As the parent, you are the most important member of the transplant team once your child is on the waiting list. The transplant team depends on the family to help provide the best healthcare possible. If there are ever any changes to your child’s medical condition, please contact your transplant team immediately. Parents are also responsible for:
Transportation: You may receive a call for transplant at any time — night or day! You must be able to reach the hospital within 4 hours.
Pager: The transplant team will issue you a pager to so they can contact you when an organ offer has been made for your child. You must carry the pager at all times. The pager should be checked daily and should only be utilized for the team to contact you.
Adherence: The transplant team will discuss the plan that will best meet your child's health needs. It is your responsibility to make certain you are following your child's health care plan. The plan includes instructions for medicines, diet, physical therapy/exercise, immunizations and clinic visits.
Communication: It is very important that the transplant team be able to contact you at all times. Please keep phone numbers up to date. This includes work numbers, home numbers, cell phone numbers, neighbors, family members and other contact numbers. You must be able to call us at any time and should carry the transplant center's numbers with you.
Vaccinations: Please check with your doctor or nurse before your child gets any vaccines. Your child should not receive live vaccines while they are on the transplant waiting list or after transplant. We can give you a full list of approved vaccines and a timeline for when your child will need them. All transplant patients are expected to receive their yearly flu shots. Flu shots are strongly encouraged for all family members as well. Others living in the home, including siblings, can receive the MMR, the MMRV and the Varivax vaccines, but should avoid the flu mist vaccine.
Examples of live vaccines are:
- MMR (Measles/Mumps/Rubella)
- Chickenpox (Varicella/Chickenpox)
- MMRV (Measles/Mumps/Rubella/Varicella)
- Flu mist
- Oral polio
Physical Therapy: Physical exercise is a critical component pre- and post-transplant. It is essential for your child to continue with the exercise plan developed by your physical therapist and exercise physiologist. Your child will have regularly scheduled PT appointments and will be given homework by the physical therapists to do between visits.
Labs: We want to monitor any medical changes your child may be experiencing. In addition to regular lab tests and blood work, we will also show you how to monitor your child’s vital signs at home.
Nutrition: Good nutrition is important for growing and staying healthy. It is also important to help your child’s body deal with the transplant and recover more quickly. It is important that you understand and help your child with their nutritional goals. During the pre-transplant evaluation, a dietitian will monitor growth and overall nutritional health. He or she might ask you to write down what your child eats over several days. The dietitian will be able to help guide you and the team in making a nutritional care plan for your child. Some children with lung disease:

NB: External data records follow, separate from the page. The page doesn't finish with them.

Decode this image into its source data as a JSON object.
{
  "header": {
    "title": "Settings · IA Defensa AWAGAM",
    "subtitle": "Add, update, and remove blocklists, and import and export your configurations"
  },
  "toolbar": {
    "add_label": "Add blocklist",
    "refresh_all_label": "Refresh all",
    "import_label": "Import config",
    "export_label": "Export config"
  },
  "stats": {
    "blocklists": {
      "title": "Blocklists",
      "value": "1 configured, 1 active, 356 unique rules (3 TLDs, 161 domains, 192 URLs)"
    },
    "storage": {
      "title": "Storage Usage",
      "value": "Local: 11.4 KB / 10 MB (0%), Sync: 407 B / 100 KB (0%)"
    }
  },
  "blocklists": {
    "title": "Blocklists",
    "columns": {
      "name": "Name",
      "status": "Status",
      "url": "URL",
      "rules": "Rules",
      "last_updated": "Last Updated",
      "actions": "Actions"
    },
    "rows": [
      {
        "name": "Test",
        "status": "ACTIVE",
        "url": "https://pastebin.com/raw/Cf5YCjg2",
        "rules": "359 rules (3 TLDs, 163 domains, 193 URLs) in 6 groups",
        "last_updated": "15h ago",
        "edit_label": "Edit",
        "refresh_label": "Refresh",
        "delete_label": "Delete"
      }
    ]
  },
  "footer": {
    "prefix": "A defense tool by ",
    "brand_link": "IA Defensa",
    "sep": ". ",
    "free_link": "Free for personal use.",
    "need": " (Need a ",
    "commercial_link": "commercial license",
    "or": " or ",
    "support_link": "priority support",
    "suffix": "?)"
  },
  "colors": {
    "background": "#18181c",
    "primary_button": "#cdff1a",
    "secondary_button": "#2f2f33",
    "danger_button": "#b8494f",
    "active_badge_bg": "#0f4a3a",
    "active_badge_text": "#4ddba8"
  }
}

- Need more vitamins and minerals
- Require more calories than usual to help them grow
- Need tube feedings to help them gain weight and grow